Christesen called the shooting at Aztec High School a cowardly act and said the shooter was determined to create as much carnage as he could.
Authorities said the gunman lived with his parents in Aztec and had worked at a gas station. In his message, he wrote that work, school and life was bad and he wanted out.
The FBI said it investigated the gunman last year about online comments and at the time he said he had no plans for an attack.
The two students killed were Casey Marquez and Francisco Fernandez, the San Juan County Sheriff's Office said in a Facebook post.
Aztec Police got a call about the shooting about 8 a.m., officials said, and students were in class at the time.
Aztec is a small town in northwest New Mexico, about three hours from Albuquerque, and authorities from nearby Farmington assisted in the response to the shooting.
Officials were working on clearing the buildings before the shooter was reported down, according to San Juan County CEO Kim Carpenter.

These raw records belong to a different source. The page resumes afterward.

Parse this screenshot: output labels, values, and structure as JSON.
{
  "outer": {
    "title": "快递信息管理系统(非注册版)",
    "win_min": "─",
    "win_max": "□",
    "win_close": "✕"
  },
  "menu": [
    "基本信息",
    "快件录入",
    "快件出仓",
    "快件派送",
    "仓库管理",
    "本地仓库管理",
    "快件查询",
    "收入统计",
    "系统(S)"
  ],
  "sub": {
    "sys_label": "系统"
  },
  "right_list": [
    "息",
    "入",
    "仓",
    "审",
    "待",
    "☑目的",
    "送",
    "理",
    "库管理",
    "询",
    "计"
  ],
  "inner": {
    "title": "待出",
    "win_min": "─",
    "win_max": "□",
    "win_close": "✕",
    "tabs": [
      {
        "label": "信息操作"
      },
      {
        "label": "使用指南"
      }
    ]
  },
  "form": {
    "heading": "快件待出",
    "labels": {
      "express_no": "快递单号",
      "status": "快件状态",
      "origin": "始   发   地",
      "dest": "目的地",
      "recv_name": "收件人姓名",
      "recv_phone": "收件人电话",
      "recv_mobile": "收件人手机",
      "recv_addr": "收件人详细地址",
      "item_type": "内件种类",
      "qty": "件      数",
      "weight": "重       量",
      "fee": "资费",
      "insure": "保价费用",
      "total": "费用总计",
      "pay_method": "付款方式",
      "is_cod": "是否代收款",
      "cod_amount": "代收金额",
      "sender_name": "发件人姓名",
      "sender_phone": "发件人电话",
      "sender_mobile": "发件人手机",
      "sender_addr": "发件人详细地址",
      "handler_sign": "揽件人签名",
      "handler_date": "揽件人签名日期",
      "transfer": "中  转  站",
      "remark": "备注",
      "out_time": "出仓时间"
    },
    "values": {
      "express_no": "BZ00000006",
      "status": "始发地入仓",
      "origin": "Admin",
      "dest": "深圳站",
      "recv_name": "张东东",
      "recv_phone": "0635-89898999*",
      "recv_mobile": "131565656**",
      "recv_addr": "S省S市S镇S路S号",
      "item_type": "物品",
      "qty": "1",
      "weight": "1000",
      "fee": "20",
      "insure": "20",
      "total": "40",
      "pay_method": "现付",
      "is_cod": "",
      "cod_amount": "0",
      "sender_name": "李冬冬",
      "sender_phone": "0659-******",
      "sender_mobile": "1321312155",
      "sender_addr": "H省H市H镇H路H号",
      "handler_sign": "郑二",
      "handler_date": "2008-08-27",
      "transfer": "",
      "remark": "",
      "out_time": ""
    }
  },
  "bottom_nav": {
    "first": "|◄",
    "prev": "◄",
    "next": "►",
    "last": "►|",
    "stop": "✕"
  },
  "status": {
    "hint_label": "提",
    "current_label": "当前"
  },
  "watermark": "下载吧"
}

The sheriff's office posted on Facebook that parents should pick up students at the police department.
New Mexico Gov. Susana Martinez said there were several acts of bravery from staff, teachers, students and police that saved lives and prevented the incident from becoming deadlier.
"All New Mexicans are with Aztec today," she said.
Garrett Parker, a sophomore at Aztec High School, said he was in a classroom when students heard what they thought was someone punching the lockers. As the noise got louder and the suspect got closer to the classroom, they realized it was gunshots, he said.
The whole classroom had to hide until they were told by officials to walk out of the room toward the back of the building and toward the parking lot, Garrett said. They were then split into groups by alphabetical order of their last names and taken to a park to meet their families.
When Garrett and his classmates were walking out of the building they were told to not look to the right because there was a body lying there.
Sabrina Montoya, Garrett's mother, said she was at work when a colleague came up to her and told her there had been a shooting at the school. She said she couldn't believe what was happening and her heart stopped when Garrett was not answering his phone.
"I just can't believe this happened in our community. This is all a horrible feeling. I'm glad my kids are safe and with us but I am devastated for my community and for the families who didn't get the chance to take their kids home," Montoya said.
US Sen. Martin Heinrich, a Democrat from New Mexico, said he was distraught to learn of the shooting.
"This is a parent's biggest nightmare. Every child deserves to be safe at school," he said.
Heinrich also called for action to address the "epidemic of gun violence" in America.
"All of us should feel an urgency to take concrete action to address this disease," he said. "I can promise you that I refuse to give in to the feeling of helplessness that too often follows these events. No matter the odds, I will continue to seek common ground with my colleagues in order to keep firearms out of the hands of those who would turn them on our families, friends and neighbors."